I have noticed that many have visited here looking for ideas regarding the carriage gibs.   As all Mini Lather users soon realize, the factory design is quite poor!  While others have made some very elegant tapered gib designs, I chose to use the original gibs and a series of stacked shims.  A lot of trial and error is required, and you will need to experiment with a variety of materials. Some of my shims are are steel, and others are thin pieces of plastic bags for fine adjustment.   While it took a fair amount of time to find the best combination, the end result is very stable, and I haven't made additional adjustments in about a year.


  1. Such a great info! its help me a lot..thanks for sharing! keep it up ya Unistrut brackets

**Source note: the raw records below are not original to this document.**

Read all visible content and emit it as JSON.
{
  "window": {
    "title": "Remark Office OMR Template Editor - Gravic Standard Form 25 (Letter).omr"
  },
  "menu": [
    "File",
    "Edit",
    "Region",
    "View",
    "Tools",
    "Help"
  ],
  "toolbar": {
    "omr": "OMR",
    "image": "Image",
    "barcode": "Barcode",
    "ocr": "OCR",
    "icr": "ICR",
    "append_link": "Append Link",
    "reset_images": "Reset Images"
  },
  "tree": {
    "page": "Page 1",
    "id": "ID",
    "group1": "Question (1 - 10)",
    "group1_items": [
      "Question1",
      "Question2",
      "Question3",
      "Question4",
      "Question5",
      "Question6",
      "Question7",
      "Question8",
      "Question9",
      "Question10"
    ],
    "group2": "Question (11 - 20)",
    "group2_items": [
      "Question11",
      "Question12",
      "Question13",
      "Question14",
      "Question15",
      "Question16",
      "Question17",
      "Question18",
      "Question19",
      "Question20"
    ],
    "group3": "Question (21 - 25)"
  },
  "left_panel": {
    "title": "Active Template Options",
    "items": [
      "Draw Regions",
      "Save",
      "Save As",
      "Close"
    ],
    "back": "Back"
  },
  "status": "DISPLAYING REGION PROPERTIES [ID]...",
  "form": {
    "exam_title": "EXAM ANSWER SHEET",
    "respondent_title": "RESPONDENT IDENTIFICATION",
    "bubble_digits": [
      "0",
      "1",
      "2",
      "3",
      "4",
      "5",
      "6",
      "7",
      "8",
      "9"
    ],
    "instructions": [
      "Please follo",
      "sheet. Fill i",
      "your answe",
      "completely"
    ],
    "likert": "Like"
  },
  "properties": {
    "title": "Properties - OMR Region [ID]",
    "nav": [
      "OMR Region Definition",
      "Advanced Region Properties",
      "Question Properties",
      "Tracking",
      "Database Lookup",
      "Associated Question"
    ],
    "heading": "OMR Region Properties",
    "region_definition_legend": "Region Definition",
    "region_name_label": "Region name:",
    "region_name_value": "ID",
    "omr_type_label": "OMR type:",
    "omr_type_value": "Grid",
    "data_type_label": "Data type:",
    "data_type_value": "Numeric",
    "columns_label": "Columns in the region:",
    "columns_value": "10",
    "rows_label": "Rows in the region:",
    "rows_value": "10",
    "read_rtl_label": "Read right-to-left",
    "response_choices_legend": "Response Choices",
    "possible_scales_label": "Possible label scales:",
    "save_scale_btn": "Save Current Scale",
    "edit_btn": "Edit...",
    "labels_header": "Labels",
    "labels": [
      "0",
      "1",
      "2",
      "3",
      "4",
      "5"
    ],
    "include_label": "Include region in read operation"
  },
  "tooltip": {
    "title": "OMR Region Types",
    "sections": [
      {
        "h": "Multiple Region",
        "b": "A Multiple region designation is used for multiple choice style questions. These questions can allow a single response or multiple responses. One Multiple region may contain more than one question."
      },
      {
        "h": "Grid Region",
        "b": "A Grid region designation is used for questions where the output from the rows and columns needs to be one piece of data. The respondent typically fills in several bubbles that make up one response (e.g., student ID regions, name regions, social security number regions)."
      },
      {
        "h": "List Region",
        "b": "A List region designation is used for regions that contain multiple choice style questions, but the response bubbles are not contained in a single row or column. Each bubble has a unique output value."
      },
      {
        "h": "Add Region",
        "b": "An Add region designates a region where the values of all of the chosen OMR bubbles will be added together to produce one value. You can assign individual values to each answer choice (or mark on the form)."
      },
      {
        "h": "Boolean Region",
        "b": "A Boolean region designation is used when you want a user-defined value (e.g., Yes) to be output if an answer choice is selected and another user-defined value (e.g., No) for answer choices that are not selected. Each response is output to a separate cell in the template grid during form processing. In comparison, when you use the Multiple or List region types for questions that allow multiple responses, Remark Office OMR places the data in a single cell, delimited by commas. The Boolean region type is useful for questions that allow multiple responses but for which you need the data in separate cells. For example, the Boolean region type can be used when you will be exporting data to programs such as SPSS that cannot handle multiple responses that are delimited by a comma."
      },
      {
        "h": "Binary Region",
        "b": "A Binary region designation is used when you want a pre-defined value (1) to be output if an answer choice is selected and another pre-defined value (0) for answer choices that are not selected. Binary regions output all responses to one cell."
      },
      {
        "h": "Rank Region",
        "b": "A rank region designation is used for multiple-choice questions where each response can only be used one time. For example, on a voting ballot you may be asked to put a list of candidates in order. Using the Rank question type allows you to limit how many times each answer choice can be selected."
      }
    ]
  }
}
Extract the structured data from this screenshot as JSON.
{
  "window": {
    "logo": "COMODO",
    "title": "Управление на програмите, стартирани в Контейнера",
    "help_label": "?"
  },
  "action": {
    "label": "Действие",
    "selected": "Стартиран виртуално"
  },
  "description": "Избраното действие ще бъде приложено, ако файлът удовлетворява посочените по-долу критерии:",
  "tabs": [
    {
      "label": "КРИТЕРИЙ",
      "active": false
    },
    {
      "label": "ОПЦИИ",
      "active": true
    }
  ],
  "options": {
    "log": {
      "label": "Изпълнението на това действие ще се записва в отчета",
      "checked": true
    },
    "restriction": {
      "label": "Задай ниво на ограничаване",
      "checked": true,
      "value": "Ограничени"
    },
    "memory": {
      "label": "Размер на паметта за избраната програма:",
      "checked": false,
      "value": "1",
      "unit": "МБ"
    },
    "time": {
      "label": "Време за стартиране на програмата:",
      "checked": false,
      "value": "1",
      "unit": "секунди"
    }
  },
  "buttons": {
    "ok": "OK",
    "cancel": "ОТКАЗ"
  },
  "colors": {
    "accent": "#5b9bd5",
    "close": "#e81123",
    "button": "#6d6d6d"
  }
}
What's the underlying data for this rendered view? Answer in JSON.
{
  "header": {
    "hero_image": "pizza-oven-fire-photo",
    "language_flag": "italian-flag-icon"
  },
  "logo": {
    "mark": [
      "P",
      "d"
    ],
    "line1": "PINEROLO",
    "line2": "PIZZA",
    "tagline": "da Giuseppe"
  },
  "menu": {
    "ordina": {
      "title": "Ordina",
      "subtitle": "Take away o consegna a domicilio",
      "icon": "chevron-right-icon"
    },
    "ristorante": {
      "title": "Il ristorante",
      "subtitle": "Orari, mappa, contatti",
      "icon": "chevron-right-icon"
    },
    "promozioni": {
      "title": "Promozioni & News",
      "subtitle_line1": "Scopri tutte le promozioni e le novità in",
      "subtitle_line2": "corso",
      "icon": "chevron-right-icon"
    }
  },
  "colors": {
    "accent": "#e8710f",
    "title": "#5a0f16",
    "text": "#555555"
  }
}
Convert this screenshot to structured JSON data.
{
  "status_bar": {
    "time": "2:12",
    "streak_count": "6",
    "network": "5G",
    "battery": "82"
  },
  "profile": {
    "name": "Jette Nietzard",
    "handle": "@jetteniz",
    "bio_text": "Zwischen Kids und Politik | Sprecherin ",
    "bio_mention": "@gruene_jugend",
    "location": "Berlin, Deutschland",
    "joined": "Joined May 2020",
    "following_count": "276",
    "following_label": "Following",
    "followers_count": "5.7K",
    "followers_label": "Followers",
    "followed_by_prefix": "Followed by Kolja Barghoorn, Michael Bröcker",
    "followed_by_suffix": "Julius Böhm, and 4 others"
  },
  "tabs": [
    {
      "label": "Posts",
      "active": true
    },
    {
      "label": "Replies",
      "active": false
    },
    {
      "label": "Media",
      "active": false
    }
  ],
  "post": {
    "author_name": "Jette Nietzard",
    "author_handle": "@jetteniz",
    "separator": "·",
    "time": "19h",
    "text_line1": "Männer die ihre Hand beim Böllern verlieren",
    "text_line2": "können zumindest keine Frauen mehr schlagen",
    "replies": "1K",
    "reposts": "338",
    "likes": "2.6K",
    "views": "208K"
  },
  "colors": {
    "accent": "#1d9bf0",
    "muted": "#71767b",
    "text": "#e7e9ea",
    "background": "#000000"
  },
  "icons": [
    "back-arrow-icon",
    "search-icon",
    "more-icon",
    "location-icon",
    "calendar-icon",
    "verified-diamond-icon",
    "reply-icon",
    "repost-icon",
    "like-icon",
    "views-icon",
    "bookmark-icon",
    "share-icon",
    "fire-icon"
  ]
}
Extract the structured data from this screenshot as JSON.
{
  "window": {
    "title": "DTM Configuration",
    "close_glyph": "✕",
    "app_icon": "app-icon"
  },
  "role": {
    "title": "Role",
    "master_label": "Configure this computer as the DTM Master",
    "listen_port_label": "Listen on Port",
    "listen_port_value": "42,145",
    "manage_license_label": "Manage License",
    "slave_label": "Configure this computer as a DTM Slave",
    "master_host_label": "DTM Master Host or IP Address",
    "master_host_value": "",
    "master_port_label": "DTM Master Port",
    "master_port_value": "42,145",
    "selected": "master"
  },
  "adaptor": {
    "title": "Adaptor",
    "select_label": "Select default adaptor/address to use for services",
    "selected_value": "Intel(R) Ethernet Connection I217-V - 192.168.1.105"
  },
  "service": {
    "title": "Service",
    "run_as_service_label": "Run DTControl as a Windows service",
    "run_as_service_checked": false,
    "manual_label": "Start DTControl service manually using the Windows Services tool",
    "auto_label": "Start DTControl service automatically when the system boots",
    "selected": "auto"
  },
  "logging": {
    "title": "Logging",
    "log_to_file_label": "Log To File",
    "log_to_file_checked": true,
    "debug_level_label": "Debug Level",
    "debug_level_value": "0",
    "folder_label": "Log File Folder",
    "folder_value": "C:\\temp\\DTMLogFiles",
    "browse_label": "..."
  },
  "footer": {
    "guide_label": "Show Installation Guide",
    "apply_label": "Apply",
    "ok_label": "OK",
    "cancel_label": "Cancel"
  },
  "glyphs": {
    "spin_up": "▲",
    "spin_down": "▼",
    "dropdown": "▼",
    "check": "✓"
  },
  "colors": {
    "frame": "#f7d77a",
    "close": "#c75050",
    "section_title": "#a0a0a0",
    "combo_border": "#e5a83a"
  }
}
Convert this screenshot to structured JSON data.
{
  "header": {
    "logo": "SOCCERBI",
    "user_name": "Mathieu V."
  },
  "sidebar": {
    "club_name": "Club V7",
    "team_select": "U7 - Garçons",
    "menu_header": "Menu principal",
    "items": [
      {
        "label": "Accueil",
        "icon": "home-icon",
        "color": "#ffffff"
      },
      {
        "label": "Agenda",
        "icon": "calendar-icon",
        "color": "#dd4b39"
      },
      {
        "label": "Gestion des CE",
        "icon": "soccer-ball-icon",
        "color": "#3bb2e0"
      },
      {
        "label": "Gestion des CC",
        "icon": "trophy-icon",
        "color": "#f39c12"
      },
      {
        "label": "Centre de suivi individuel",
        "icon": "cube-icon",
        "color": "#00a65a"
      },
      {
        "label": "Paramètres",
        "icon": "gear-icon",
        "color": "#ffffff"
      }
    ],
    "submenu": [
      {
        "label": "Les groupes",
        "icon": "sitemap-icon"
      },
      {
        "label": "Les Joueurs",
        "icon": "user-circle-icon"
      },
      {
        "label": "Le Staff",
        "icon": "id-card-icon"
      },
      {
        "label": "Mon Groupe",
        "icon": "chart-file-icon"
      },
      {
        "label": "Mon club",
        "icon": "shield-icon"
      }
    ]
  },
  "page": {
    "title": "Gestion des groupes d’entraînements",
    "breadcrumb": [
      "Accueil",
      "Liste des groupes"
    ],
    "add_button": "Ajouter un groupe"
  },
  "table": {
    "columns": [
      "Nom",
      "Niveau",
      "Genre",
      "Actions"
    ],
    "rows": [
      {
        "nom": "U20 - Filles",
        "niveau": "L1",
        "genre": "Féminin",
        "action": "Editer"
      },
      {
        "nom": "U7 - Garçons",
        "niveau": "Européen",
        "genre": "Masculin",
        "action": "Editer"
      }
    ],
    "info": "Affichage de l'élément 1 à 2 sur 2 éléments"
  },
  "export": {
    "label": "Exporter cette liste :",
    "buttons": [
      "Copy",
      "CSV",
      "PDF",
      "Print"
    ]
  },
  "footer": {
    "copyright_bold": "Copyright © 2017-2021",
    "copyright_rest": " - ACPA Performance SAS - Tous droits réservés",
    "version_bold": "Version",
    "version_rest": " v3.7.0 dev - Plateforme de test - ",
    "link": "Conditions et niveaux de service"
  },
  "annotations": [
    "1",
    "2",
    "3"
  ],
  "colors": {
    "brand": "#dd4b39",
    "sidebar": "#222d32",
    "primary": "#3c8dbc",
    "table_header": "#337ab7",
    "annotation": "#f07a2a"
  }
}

  2. These are wonderful pieces of information. I have seen lathes in husband’s uncle small machine shop. I really like these lathe machines because it can turn out metal pieces into a different work of art. I understand that this lathe machine is for shaping metal, wood and other material by means of rotating metal that is also changeable, depending on what figure or shape you want it to be. It is really nice and I enjoyed watching it worked. -

  3. If you ever have trouble with the motor controller you may want to try replacing the motor and controller with one from a treadmill. These are easy to come by and work great for small lathe or mill. I have just finished adapting a smaller older treadmill motor and controller to power a taig lathe. The controller uses a round knob for speed control and the motor is 1.25 hp treadmill rated, though probably about half that in reality but when used on the little taig it is plenty of power. I use a bike speedometer from ebay that also has a rpm readout, 12 bucks. I am in the process of doing a bench top mill treadmill motor conversion now. The DRO setup you have will be my next mod for my taig lathe, my bench top mill and my craftsman 21x30 lathe. So how do you get a treadmill motor/controller cheap? post a broken treadmill wanted ad in craigslist and people will call you up and ask you to come and haul away their old treadmill for cheap or free, I got 3 free like this in the last few months. if some one calls and wants big $$ just say no, it is not worth that much to me, then they will offer it for cheap or free to you if you only will get it out of their house!

  4. Hi, I'd like more info on the cooling fan you installed.

    1. Scott,
      It was something salvaged from an old computer, and it has been many years. Any small 12 volt fan will do. If you don't have a source from scrap computers, look at someplace like Mouser, Digikey or Sparkfun.

  5. Hi Robert, I like your idea of the cooling fan. The DC power connection is OK for the FC250BJ board but won't work on previous versions and I recommend an external wall wart supply instead. I have a group of several parts changes for the FC250BJ that increases torque and improves cooling at slower machine speeds. -Pete